As of 3:36 p.m. Wednesday, Aug. 6, Ericksen had 56 percent of the vote to Fleetwood's 44 percent in the primary.
Those results don't include an estimated 5,000 uncounted ballots and an unknown number of mail-in ballots. The count won't be certified until Aug. 19.
Fleetwood said he was hoping to get around 45 percent, and was happy with the results
"It means we keep working," he said. "I'm feeling good. I'm feeling enthused."
Ericksen, who has served six terms in the state House and one term in the Senate, was confident he would remain atop the vote count.
"I think the election went really well last night," he said Wednesday. "The early trends tend to stay pretty consistent."
As The Bellingham Herald reported in July, in two-person races for the Legislature since 2008, the primary has been a strong predictor of who would win the general election. Over three election cycles (2008, 2010 and 2012), in 190 of 194 races with two candidates, the winner of the primary went on to win the general.
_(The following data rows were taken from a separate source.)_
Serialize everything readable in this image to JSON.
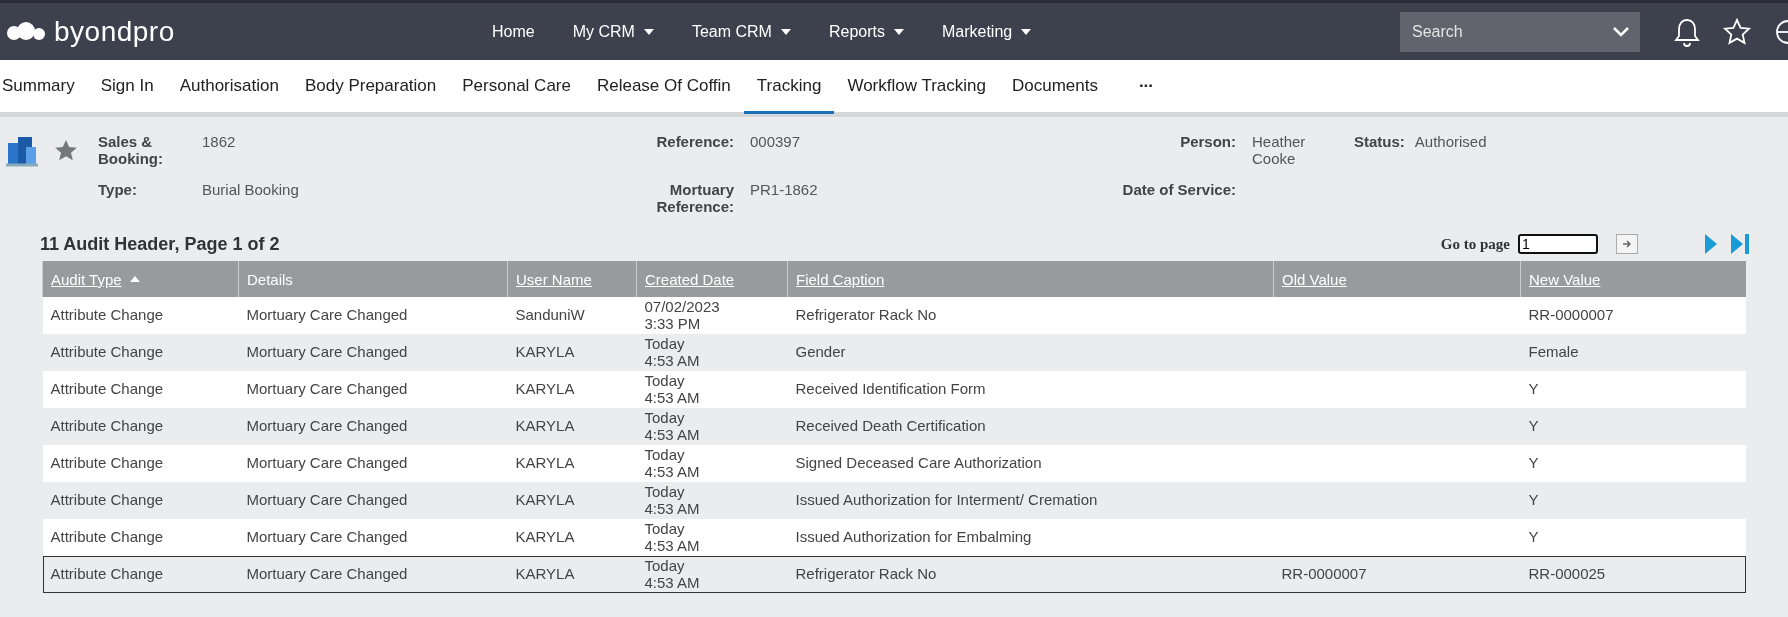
{
  "brand": {
    "name": "byondpro"
  },
  "nav": [
    {
      "label": "Home",
      "dropdown": false
    },
    {
      "label": "My CRM",
      "dropdown": true
    },
    {
      "label": "Team CRM",
      "dropdown": true
    },
    {
      "label": "Reports",
      "dropdown": true
    },
    {
      "label": "Marketing",
      "dropdown": true
    }
  ],
  "search": {
    "placeholder": "Search"
  },
  "tabs": [
    {
      "label": "Summary",
      "selected": false
    },
    {
      "label": "Sign In",
      "selected": false
    },
    {
      "label": "Authorisation",
      "selected": false
    },
    {
      "label": "Body Preparation",
      "selected": false
    },
    {
      "label": "Personal Care",
      "selected": false
    },
    {
      "label": "Release Of Coffin",
      "selected": false
    },
    {
      "label": "Tracking",
      "selected": true
    },
    {
      "label": "Workflow Tracking",
      "selected": false
    },
    {
      "label": "Documents",
      "selected": false
    }
  ],
  "more_tabs": "···",
  "record": {
    "fields": [
      {
        "label": "Sales & Booking:",
        "value": "1862"
      },
      {
        "label": "Reference:",
        "value": "000397"
      },
      {
        "label": "Person:",
        "value": "Heather Cooke"
      },
      {
        "label": "Status:",
        "value": "Authorised"
      },
      {
        "label": "Type:",
        "value": "Burial Booking"
      },
      {
        "label": "Mortuary Reference:",
        "value": "PR1-1862"
      },
      {
        "label": "Date of Service:"
      }
    ]
  },
  "grid": {
    "title": "11 Audit Header, Page 1 of 2",
    "goto_label": "Go to page",
    "goto_value": "1",
    "columns": [
      {
        "label": "Audit Type",
        "link": true,
        "sorted": true
      },
      {
        "label": "Details",
        "link": false,
        "sorted": false
      },
      {
        "label": "User Name",
        "link": true,
        "sorted": false
      },
      {
        "label": "Created Date",
        "link": true,
        "sorted": false
      },
      {
        "label": "Field Caption",
        "link": true,
        "sorted": false
      },
      {
        "label": "Old Value",
        "link": true,
        "sorted": false
      },
      {
        "label": "New Value",
        "link": true,
        "sorted": false
      }
    ],
    "rows": [
      {
        "selected": false,
        "cells": [
          "Attribute Change",
          "Mortuary Care Changed",
          "SanduniW",
          "07/02/2023\n3:33 PM",
          "Refrigerator Rack No",
          "",
          "RR-0000007"
        ]
      },
      {
        "selected": false,
        "cells": [
          "Attribute Change",
          "Mortuary Care Changed",
          "KARYLA",
          "Today\n4:53 AM",
          "Gender",
          "",
          "Female"
        ]
      },
      {
        "selected": false,
        "cells": [
          "Attribute Change",
          "Mortuary Care Changed",
          "KARYLA",
          "Today\n4:53 AM",
          "Received Identification Form",
          "",
          "Y"
        ]
      },
      {
        "selected": false,
        "cells": [
          "Attribute Change",
          "Mortuary Care Changed",
          "KARYLA",
          "Today\n4:53 AM",
          "Received Death Certification",
          "",
          "Y"
        ]
      },
      {
        "selected": false,
        "cells": [
          "Attribute Change",
          "Mortuary Care Changed",
          "KARYLA",
          "Today\n4:53 AM",
          "Signed Deceased Care Authorization",
          "",
          "Y"
        ]
      },
      {
        "selected": false,
        "cells": [
          "Attribute Change",
          "Mortuary Care Changed",
          "KARYLA",
          "Today\n4:53 AM",
          "Issued Authorization for Interment/ Cremation",
          "",
          "Y"
        ]
      },
      {
        "selected": false,
        "cells": [
          "Attribute Change",
          "Mortuary Care Changed",
          "KARYLA",
          "Today\n4:53 AM",
          "Issued Authorization for Embalming",
          "",
          "Y"
        ]
      },
      {
        "selected": true,
        "cells": [
          "Attribute Change",
          "Mortuary Care Changed",
          "KARYLA",
          "Today\n4:53 AM",
          "Refrigerator Rack No",
          "RR-0000007",
          "RR-000025"
        ]
      }
    ]
  }
}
Fleetwood said he thinks the numbers forecast a close general election, where Democrats can sometimes gain several points.
"Primary votes favor Republicans," Fleetwood said. "It's in the neighborhood of where we thought we would be. We're in the game."
Republicans had effective control of the state Senate in the last legislative session after two Democrats agreed to join them in a coalition and vote with Republicans on most significant matters. Democrats controlled the House.
Democrats need to gain two seats in the Senate if they hope to form a majority in the next session, but Republicans appeared likely to remain in the lead in several contested seats based on early results.
"Everybody came in with very solid numbers last night, from 57 percent down to 54 percent," Ericksen said of races involving members of the statewide Republican caucus.
"I'm happy, but we're not taking anything for granted," he said. "We're going to go full speed through November 5."